“Toronto had a North American movie premiere last night fit to make the most premiere-hardened citizen of glamorous Hollywood lift his eyebrows,” gushed the Globe and Mail when the Odeon opened on September 9, 1948. “It was what they call a ‘brilliant premiere,’ noted the Star. “That is to say, a lot of people gathered in the lobby to exchange small talk.” British actors Trevor Howard and Patricia Roc provided the star power, with the latter joking that the theatre was “really too good for Canada. We have nothing as grand in London, and if you don’t want it—well, we’ll just take it home with us.” Howard played upon his mother’s Canadian roots, noting that when Odeon offered to invite his local relatives to the opening, sixty-two responded. After a few words from assorted dignitaries on stage, the curtain drew back and the audience saw the Canadian premiere of David Lean’s version of Oliver Twist.

As the Odeon chain spread throughout Toronto, it ceased making sense to refer to this theatre simply as the Odeon, so its name was officially changed to the Odeon Carlton in 1956. Business continued to be brisk for the next decade—several accounts from around the time it closed referred to a successful run of Thunderball during the winter of 1966 that saw a steady stream of sold-out crowds during the seven daily opportunities to see 007 in action. The theatre also proved to be the last movie house in Toronto to regularly entertain the audience with live organ music from the “magnificent console” its ads touted.

20091125odeon1972

Odeon Carlton, summer 1972. Photo by F. Ellis Wiley. City of Toronto Archives, Fonds 124, File 2, Item 158.

By the early 1970s, the theatre’s size worked against it. Average weeknight crowds of two hundred and fifty patrons were not enough to pay the bills, so the site was sold to a developer. Burt Reynolds was the last star to grace the Carlton’s screen when White Lightning entertained the closing night crowd on September 27, 1973. When organist Colin Corbett played a farewell number, audience members rushed to the stage to ask for more. The credit roll was aborted and Corbett resumed playing tunes like “Auld Lang Syne.”

The imminent threat of demolition provoked a last minute rush of ideas on preserving the theatre. Alderman Art Eggleton spearheaded an unsuccessful attempt by city council to apply a heritage designation to stave off the wrecking ball, while the Canadian Opera Company proposed to convert the Carlton into an opera house/ballet venue. While opera officials had starry-eyed visions of the possibilities that the site offered (mostly because it wasn’t the O’Keefe Centre), National Ballet of Canada Artistic Director Celia Franca had a clearheaded view of the situation. She felt the rush to look at the Carlton was an emotional one based on the circumstances and that nobody had investigated the site too deeply.

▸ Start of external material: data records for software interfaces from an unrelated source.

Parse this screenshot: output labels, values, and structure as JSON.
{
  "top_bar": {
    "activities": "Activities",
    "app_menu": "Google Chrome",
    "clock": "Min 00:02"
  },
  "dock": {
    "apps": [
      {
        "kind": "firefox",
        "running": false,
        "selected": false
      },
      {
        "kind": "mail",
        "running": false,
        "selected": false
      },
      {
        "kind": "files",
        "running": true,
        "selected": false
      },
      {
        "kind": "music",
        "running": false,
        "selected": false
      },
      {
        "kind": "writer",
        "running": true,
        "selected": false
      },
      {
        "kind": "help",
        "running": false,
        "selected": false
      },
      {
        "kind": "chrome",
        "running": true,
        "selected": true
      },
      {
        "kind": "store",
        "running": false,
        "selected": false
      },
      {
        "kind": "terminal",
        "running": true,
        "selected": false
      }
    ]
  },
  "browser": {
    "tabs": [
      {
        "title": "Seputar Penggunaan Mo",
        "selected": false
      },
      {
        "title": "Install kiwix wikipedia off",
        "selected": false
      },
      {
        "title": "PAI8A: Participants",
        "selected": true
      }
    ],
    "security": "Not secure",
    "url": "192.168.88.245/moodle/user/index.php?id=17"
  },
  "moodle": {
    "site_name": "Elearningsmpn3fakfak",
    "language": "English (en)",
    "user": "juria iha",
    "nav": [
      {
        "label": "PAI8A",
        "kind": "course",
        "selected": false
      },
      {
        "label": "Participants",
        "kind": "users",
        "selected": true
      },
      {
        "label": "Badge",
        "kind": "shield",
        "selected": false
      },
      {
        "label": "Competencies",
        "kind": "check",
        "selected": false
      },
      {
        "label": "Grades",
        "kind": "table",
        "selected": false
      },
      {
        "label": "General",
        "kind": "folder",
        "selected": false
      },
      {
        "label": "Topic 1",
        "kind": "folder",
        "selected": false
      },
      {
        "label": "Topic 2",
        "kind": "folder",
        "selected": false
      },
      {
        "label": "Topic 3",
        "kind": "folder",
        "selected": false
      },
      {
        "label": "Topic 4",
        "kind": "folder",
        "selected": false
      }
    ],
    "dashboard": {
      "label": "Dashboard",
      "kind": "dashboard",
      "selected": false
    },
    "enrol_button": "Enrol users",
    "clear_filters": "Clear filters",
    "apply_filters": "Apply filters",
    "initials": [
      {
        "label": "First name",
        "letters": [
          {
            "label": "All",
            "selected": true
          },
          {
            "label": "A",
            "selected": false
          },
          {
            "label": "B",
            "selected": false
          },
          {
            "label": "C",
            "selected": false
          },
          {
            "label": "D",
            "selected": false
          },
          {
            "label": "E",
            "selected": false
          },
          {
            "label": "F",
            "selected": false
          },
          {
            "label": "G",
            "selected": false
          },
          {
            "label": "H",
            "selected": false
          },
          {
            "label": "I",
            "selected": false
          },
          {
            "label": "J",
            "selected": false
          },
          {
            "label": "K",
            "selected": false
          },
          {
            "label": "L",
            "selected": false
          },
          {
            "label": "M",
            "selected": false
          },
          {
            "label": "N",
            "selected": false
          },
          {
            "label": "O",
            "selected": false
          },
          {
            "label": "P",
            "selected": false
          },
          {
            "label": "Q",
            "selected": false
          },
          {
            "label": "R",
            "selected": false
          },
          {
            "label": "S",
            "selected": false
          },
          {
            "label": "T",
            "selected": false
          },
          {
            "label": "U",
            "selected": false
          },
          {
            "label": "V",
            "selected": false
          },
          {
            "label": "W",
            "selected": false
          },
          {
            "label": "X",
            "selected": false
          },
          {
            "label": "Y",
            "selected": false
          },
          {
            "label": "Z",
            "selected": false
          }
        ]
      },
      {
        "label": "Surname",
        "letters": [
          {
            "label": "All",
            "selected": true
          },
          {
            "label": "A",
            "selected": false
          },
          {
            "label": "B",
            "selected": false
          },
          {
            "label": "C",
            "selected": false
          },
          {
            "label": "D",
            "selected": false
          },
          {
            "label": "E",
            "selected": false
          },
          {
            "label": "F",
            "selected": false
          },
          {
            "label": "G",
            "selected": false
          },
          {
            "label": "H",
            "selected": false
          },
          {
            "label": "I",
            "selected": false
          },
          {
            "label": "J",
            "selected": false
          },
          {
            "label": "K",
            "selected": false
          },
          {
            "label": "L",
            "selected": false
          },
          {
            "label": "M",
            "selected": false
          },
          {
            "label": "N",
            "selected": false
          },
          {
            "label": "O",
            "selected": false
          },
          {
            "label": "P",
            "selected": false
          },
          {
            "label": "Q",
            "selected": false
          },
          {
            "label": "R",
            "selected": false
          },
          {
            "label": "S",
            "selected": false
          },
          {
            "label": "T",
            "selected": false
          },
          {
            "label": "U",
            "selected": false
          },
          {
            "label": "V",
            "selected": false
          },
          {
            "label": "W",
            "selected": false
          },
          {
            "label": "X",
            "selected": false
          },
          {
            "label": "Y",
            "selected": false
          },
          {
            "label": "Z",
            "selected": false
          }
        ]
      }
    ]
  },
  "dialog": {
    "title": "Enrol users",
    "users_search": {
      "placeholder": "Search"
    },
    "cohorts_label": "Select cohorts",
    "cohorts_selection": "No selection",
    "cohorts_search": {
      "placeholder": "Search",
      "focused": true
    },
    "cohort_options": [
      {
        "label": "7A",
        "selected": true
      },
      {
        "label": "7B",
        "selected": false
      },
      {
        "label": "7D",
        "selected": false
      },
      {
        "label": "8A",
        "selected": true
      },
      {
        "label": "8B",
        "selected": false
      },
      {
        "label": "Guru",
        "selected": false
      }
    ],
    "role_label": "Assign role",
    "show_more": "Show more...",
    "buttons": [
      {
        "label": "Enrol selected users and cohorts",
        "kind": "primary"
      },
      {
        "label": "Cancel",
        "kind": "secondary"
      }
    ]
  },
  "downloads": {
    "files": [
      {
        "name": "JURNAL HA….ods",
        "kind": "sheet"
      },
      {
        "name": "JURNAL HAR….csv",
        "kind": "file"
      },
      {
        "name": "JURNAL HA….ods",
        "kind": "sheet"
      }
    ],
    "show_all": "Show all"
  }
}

Despite a few protests and notions among city councillors to expropriate the property, demolition began in late November. The seats were passed around to other Odeon cinemas and a theatre chain in Vancouver, while the organ was shipped to Queens University and installed at Jock Harty Arena.

Cinemaphiles would have to wait until 1981 for films to show again at 20 Carlton, although the address was now applied to a new building slightly east of the original.

Additional material from Palaces of the Night: Canada’s Grand Theatres by John Lindsay (Toronto: Lynx Images, 1999) and the following newspapers: the September 10, 1948, October 6, 1973, and November 24, 1973 editions of the Globe and Mail; and the September 10, 1948, and November 23, 1973 editions of the Toronto Star.

UPDATE

The Carlton’s closure was shortlived, as it reopened under new management in June 2010. As of November 2017, it’s still in business. The Canadian Contemporary Dance Theatre currently occupies 509 Parliament.

BEHIND THE SCENES

If you compare this version of the post to the original, you may notice some changes. Some are subtle, like moving around images. One isn’t: replacing the original lead image, which was a contemporary shot of 509 Parliament with an archival photo. By this time, I was starting to use Torontoist’s great pool of photographers for images where appropriate. There may be some cases in upcoming posts where I’ll reach out to the photographers to ask permission to use their shots, otherwise you should expect substitutions of images I took or relevant archival material.